    >> Thanks Jerry, I should mention that I did get this caveat note from Greg Parker (Apple's "runtime wrangler"):
    >>
    >> "..you must be cautious about what your replacement method does. In particular, you must not use any of the class's ivars and you must not call [super something]. As long as you follow those, you can swap in a method from any class, or even a C function with a matching argument list."
    >>
    >> So as long as you are careful about what you do, yes it is entirely possible to replace methods at will. I hope nobody misuses it, but it certainly was essential in my debugging - yes, I found it! Yay!
    >>
    >> Essentially what appeared to be happening was that I had a notification queued which had an object in it which held a reference to a managed object, but by the time the notification was destroyed, the managed object had turned to a fault (but was not released because the notification was causing it to be retained), and the managed object context had been released as part of the document deallocation, so when my object tried to access the managed object, it tried to fire the fault on a freed managed object context...or something like that. Even if that's not exactly right in every detail, I now have the conceptual understanding of the problem and believe I will be able to fix it. What a relief!
    >>
    >> Regards
    >>
    >> Gideon
    >>
    >> On 12/03/2010, at 1:54 PM, Jerry Krinock wrote:
    >>
    >>>
    >>> On 2010 Mar 11, at 18:00, Gideon King wrote:
    >>>
    >>>> This is really cool...so I can replace a method without being a subclass or category.
    >>>
    >>> I just need to chime in here, in case anyone missed it, to emphasize how *ALL-CAPS COOL* this is indeed.
    >>>
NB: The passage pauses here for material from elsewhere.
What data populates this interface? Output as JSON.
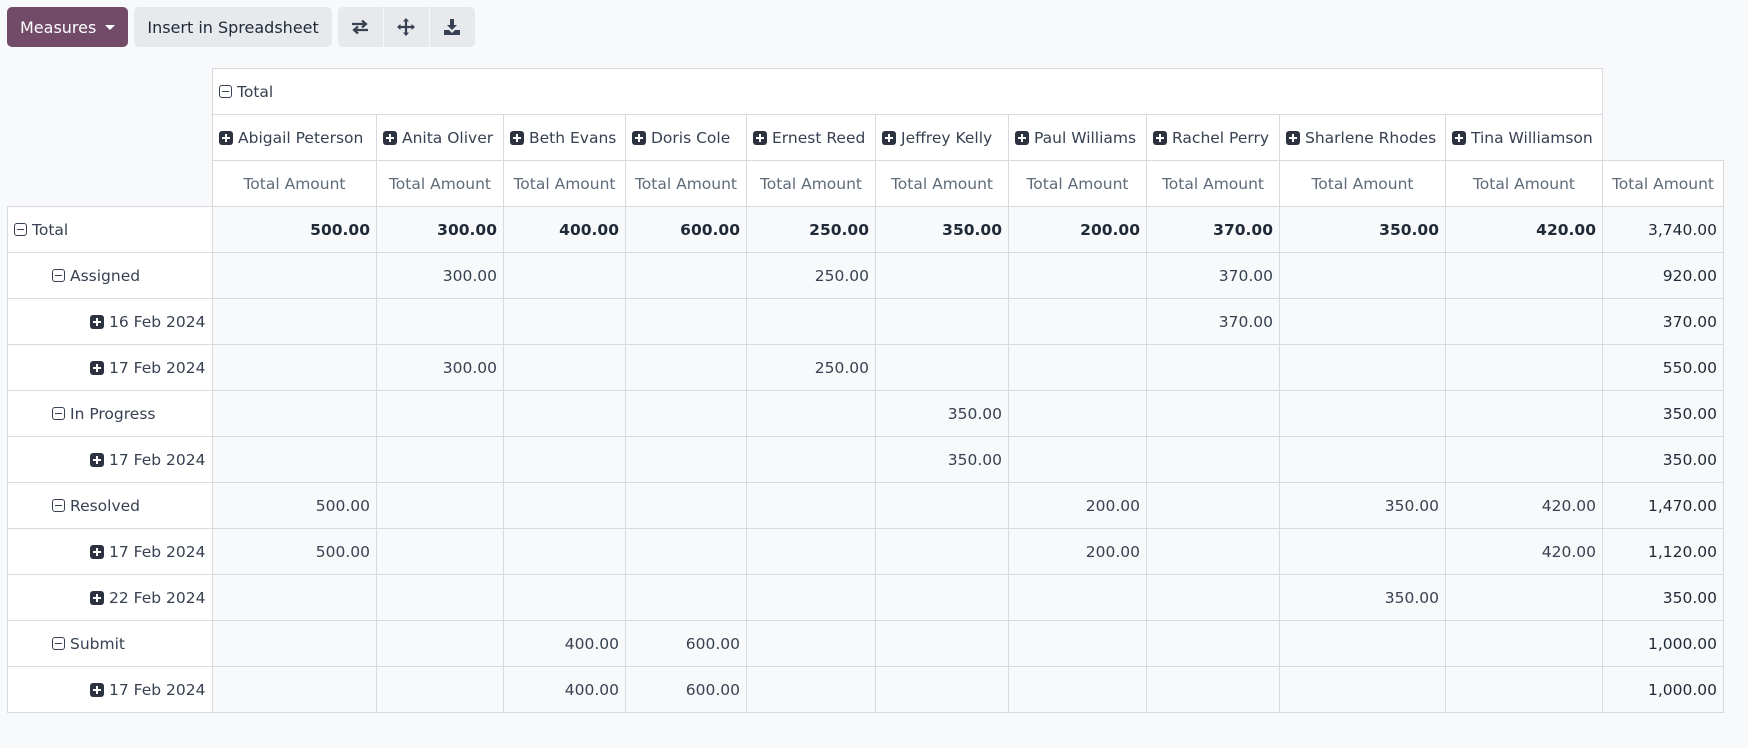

    >>> In the ReadMe of Apple's MethodReplacement.zip sample code, it states "The trick is to define a category on the class whose method you want to replace."  We have just learned that this sentence is incorrect.  You do *not* need to define a category on the class whose method you want to replace.
    >>>
    >>> As Gideon showed in his code, the first argument of class_getInstanceMethod() need *not* be self, and therefore you can replace any method in *any* class, even a private one that's unknown to the SDK, with any other method in *any class*, even a different class.
    >>>
    >>> This makes Method Replacement much more powerful in debugging, and even patching bugs in Cocoa.
    >>>
    >>> I just sent Apple a "wasn't helpful" gram on that ReadMe.
    >>>
    >>> Thanks, Gideon.  I hope you've found out who's sending that notification releasing your moc :)
    >>>


previous month march 2010 next month
MTWTFSS
1 2 3 4 5 6 7
8 9 10 11 12 13 14
15 16 17 18 19 20 21
22 23 24 25 26 27 28
29 30 31        
Go to today